Empowered by their love of place and a history of previous renovations, the owners of this Mt. Sequoyah property sought a complete transformation for their modest ranch-style home. They came to us for a creative and modern approach to design that would provide natural light and views throughout the project. With deep ties to the surrounding neighborhood, there was also a desire to tastefully censor the adjacent homes without completely severing their connection to this charming community.
Inspired by time’s ability to patina and alter materials, the changing tones of the façade are at the heart of the design concept. Like a slowly honed piece of driftwood, new cedar rain screens on the street side facades beg for human touch as they draw light and views almost sensually into the interior spaces. The expansion of the home can similarly be compared to the effect of water over time on a piece of raw steel, as expressed by the weathered cor-ten of the renovated façade. The oxidation process causes the steel to expand naturally as water is absorbed, in the same way that this home has expanded in response to the needs and care of its energetic tenants. These natural materials speak to the home’s symbiotic expansion with deep and inviting hues and provide a raw and striking form on the site, gracefully juxtaposed with the quirky residential context of the established mountainside neighborhood.
The existing house faced the typological problems of small, segregated spaces with traditionally-sized windows. By opening the living areas and integrating layers of transparency into the design, the spatial boundaries of the home are purposely blurred, and at times, completely obliterated. The simple rectilinear plan of the existing home is now modified by a striking angular expansion, derived by a desire to preserve and respect a large oak tree in the front yard and also purposefully control the views to adjacent lots when approaching the home from the drive.
This formal shift not only creates the cradle-like entry space for visitors but also allows the resident to experience the interior and exterior of the home simultaneously through planes of glass and cedar. Floor to ceiling windows flood the interior with natural light and visually extend the primary living areas out onto the front porch. From a position near the front door, a connection is made to the central oak through the sitting area of the master bedroom, further blurring the boundaries of public and private space in the home.

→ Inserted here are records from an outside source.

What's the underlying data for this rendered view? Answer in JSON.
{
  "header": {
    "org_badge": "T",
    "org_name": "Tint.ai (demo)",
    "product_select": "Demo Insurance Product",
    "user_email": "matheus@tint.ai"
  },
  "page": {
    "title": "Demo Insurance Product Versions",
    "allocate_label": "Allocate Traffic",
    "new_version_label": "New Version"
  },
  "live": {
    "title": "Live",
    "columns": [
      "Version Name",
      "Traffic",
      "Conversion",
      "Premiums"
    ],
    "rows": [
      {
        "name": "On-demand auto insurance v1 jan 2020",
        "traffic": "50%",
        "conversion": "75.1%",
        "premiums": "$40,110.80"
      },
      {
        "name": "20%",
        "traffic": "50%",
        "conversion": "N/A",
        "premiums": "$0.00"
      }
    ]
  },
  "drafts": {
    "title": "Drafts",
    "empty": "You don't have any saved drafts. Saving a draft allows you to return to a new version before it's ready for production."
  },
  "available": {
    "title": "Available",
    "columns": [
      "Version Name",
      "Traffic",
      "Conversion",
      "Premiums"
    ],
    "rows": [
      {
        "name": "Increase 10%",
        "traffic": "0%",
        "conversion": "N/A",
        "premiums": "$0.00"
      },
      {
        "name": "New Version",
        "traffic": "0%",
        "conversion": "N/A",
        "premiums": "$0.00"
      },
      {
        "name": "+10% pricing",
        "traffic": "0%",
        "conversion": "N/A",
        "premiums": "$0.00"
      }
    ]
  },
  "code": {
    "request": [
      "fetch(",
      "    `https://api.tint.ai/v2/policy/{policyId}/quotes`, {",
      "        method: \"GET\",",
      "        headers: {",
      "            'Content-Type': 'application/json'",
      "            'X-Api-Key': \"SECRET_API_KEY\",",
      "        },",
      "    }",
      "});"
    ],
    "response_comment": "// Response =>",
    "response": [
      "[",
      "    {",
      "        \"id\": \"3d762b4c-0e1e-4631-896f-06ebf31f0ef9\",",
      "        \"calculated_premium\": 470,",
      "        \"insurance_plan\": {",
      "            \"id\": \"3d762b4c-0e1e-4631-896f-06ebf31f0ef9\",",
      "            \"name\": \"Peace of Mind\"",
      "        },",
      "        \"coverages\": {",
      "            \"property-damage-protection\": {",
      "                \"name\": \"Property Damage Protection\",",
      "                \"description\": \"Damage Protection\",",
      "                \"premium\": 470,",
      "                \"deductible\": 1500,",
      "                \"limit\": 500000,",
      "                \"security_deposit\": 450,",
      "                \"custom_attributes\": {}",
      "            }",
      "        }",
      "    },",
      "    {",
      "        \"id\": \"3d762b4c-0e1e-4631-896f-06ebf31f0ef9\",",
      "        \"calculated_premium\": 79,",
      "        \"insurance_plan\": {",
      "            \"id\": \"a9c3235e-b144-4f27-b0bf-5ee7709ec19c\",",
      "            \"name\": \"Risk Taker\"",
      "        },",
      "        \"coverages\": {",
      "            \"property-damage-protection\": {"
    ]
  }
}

|photography||Timothy Hursley + modus studio|
- 2015 FAY Alumni Merit Award
- 2014 AIA Arkansas Honor Award